[Items from an interface collection]
==============================

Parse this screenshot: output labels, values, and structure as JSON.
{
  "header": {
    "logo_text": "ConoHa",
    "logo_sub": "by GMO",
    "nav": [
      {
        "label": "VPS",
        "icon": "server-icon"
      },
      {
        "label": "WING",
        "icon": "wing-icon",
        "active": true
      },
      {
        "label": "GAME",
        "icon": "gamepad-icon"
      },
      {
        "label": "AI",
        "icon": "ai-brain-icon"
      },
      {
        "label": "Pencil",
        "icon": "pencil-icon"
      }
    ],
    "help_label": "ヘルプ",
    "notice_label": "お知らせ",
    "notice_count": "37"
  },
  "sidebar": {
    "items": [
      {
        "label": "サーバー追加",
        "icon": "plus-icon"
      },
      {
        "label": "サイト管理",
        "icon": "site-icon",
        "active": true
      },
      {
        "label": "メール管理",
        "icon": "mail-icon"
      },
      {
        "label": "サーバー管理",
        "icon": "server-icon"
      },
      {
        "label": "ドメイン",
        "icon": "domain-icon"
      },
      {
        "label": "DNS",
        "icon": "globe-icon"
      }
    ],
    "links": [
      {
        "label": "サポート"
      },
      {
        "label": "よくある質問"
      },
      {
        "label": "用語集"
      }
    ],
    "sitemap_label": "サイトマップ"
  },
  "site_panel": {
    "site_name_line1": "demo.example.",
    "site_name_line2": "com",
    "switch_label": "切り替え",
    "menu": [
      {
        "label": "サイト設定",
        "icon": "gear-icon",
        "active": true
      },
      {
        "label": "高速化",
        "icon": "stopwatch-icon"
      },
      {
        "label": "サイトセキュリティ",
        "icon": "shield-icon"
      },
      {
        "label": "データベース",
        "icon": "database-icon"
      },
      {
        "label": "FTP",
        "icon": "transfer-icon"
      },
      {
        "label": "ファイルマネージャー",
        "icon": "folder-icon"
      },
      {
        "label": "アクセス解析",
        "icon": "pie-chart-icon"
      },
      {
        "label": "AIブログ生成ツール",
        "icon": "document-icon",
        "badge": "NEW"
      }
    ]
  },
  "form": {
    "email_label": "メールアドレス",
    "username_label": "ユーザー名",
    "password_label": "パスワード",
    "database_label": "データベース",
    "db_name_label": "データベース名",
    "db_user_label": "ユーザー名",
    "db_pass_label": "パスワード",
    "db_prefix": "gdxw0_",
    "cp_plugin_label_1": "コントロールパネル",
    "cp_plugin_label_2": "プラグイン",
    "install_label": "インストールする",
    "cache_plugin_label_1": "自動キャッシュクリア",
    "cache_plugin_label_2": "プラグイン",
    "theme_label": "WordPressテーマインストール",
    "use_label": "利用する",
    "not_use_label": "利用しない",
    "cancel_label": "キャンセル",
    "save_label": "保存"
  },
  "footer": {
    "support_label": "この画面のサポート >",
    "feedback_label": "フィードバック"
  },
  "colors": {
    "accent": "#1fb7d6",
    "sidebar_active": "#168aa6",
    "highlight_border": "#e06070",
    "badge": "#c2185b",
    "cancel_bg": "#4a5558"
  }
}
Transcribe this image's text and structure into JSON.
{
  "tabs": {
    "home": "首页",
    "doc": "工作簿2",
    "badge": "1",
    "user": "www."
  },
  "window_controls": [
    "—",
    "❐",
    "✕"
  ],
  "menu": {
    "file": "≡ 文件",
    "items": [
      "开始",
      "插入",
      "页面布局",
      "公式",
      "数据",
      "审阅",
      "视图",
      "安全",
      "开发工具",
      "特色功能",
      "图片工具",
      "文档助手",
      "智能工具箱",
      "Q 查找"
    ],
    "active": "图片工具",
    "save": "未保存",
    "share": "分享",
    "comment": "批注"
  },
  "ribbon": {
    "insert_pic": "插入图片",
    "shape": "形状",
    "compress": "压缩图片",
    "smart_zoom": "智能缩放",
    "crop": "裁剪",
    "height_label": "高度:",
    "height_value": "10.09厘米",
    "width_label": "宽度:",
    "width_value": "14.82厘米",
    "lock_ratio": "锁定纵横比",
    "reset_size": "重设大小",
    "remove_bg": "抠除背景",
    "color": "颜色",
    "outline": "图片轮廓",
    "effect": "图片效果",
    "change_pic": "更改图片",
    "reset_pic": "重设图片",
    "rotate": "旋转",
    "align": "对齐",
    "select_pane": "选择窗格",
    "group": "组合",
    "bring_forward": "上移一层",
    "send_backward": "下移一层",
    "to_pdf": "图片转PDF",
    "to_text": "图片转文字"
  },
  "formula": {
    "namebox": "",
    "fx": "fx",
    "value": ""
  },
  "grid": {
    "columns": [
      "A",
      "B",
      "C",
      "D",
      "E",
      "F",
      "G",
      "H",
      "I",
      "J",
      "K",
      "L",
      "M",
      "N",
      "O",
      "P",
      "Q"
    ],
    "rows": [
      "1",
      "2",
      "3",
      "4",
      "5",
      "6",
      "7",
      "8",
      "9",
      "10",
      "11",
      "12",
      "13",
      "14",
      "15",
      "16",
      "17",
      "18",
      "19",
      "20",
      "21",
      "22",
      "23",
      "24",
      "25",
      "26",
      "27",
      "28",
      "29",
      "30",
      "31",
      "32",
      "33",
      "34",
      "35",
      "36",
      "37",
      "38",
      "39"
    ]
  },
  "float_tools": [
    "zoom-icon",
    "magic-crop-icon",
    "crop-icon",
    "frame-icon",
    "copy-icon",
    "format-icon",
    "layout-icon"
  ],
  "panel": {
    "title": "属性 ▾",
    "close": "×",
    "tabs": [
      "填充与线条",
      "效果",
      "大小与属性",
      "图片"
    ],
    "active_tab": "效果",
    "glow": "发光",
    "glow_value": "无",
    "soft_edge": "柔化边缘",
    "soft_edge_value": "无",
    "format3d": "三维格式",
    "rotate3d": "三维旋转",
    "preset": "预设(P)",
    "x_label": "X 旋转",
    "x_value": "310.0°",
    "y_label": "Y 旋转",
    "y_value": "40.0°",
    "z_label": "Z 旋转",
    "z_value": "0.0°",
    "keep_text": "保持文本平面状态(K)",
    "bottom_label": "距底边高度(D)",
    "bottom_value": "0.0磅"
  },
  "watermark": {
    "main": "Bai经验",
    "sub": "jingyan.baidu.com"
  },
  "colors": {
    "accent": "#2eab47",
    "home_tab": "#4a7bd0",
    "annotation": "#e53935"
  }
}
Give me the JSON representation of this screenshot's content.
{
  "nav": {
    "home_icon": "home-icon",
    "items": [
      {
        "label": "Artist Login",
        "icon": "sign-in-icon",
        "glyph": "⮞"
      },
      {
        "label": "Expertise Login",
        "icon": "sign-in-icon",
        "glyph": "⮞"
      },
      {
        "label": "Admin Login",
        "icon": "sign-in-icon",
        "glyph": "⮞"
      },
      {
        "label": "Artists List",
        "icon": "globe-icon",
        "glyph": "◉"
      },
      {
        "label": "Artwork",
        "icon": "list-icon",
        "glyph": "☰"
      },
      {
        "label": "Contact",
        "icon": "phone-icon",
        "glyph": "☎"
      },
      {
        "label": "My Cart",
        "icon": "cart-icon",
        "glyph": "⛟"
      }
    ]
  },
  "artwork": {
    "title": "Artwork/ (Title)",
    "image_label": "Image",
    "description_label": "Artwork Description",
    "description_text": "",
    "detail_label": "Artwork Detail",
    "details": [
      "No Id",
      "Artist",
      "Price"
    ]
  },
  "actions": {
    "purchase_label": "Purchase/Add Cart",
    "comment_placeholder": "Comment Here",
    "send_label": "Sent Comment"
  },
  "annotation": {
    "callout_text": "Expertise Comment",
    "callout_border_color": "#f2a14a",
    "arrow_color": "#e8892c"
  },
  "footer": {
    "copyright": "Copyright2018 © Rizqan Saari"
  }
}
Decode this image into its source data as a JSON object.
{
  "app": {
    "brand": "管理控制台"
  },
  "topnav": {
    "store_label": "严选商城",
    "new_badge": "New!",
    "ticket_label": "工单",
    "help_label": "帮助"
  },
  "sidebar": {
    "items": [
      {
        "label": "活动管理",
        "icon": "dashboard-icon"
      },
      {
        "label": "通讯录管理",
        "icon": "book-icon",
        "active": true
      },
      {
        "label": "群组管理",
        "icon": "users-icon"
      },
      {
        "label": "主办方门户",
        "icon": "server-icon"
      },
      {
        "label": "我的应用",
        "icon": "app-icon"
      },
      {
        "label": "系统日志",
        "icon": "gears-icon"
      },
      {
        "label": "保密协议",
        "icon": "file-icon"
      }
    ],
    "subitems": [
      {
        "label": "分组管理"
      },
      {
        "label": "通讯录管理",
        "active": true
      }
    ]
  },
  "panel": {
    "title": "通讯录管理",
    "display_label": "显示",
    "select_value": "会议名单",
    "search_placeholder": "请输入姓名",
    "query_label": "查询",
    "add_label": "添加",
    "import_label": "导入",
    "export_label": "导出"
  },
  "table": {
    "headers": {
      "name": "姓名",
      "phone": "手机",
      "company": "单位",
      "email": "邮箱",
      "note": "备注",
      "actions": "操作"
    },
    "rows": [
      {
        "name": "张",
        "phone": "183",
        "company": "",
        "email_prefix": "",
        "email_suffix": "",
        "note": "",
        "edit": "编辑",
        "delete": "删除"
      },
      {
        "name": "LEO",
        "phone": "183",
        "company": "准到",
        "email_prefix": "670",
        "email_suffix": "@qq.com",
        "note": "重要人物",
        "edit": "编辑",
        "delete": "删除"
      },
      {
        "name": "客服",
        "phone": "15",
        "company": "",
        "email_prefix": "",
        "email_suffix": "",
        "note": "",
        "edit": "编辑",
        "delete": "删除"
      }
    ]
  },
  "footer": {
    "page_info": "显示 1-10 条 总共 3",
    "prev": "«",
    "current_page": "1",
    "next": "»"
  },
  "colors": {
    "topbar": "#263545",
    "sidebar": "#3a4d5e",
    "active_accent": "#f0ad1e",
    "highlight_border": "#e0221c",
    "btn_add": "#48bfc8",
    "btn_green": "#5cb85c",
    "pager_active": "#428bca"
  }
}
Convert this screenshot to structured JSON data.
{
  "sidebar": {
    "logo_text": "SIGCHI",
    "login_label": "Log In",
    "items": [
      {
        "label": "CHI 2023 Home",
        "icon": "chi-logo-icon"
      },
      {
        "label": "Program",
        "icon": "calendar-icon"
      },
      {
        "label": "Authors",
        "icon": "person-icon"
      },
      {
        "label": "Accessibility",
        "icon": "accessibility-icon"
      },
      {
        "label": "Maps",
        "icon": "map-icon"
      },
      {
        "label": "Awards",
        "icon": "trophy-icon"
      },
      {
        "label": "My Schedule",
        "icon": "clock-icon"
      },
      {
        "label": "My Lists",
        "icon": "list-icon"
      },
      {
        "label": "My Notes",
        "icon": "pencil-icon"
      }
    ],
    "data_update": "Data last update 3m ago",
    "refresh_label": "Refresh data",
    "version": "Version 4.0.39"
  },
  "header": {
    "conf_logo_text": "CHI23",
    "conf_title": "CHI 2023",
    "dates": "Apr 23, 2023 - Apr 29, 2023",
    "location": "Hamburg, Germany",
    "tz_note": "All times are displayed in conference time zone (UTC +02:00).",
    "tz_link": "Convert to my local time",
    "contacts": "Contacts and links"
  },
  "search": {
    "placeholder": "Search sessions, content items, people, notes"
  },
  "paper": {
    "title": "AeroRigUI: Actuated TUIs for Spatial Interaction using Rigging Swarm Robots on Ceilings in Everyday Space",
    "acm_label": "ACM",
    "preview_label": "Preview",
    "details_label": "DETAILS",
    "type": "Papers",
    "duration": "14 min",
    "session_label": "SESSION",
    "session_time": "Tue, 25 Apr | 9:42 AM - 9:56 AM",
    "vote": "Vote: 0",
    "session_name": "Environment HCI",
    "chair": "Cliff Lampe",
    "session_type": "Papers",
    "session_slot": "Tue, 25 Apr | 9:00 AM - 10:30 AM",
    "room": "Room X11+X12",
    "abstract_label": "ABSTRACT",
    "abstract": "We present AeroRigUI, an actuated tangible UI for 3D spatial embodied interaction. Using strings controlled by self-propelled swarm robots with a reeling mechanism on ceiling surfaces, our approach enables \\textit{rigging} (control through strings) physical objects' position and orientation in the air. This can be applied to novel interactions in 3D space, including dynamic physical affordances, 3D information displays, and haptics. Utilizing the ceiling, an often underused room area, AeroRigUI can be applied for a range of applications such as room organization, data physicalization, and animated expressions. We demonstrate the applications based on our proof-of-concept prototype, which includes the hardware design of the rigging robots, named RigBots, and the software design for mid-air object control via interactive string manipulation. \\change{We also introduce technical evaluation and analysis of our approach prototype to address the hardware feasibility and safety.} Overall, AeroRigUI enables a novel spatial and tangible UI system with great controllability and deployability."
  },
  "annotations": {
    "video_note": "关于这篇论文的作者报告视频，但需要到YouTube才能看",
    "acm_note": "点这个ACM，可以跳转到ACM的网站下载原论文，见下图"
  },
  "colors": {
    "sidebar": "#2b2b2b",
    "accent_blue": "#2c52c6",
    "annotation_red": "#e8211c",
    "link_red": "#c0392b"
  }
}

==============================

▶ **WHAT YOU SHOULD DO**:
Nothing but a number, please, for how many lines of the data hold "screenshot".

▶ **COMPLETED TASK**:
3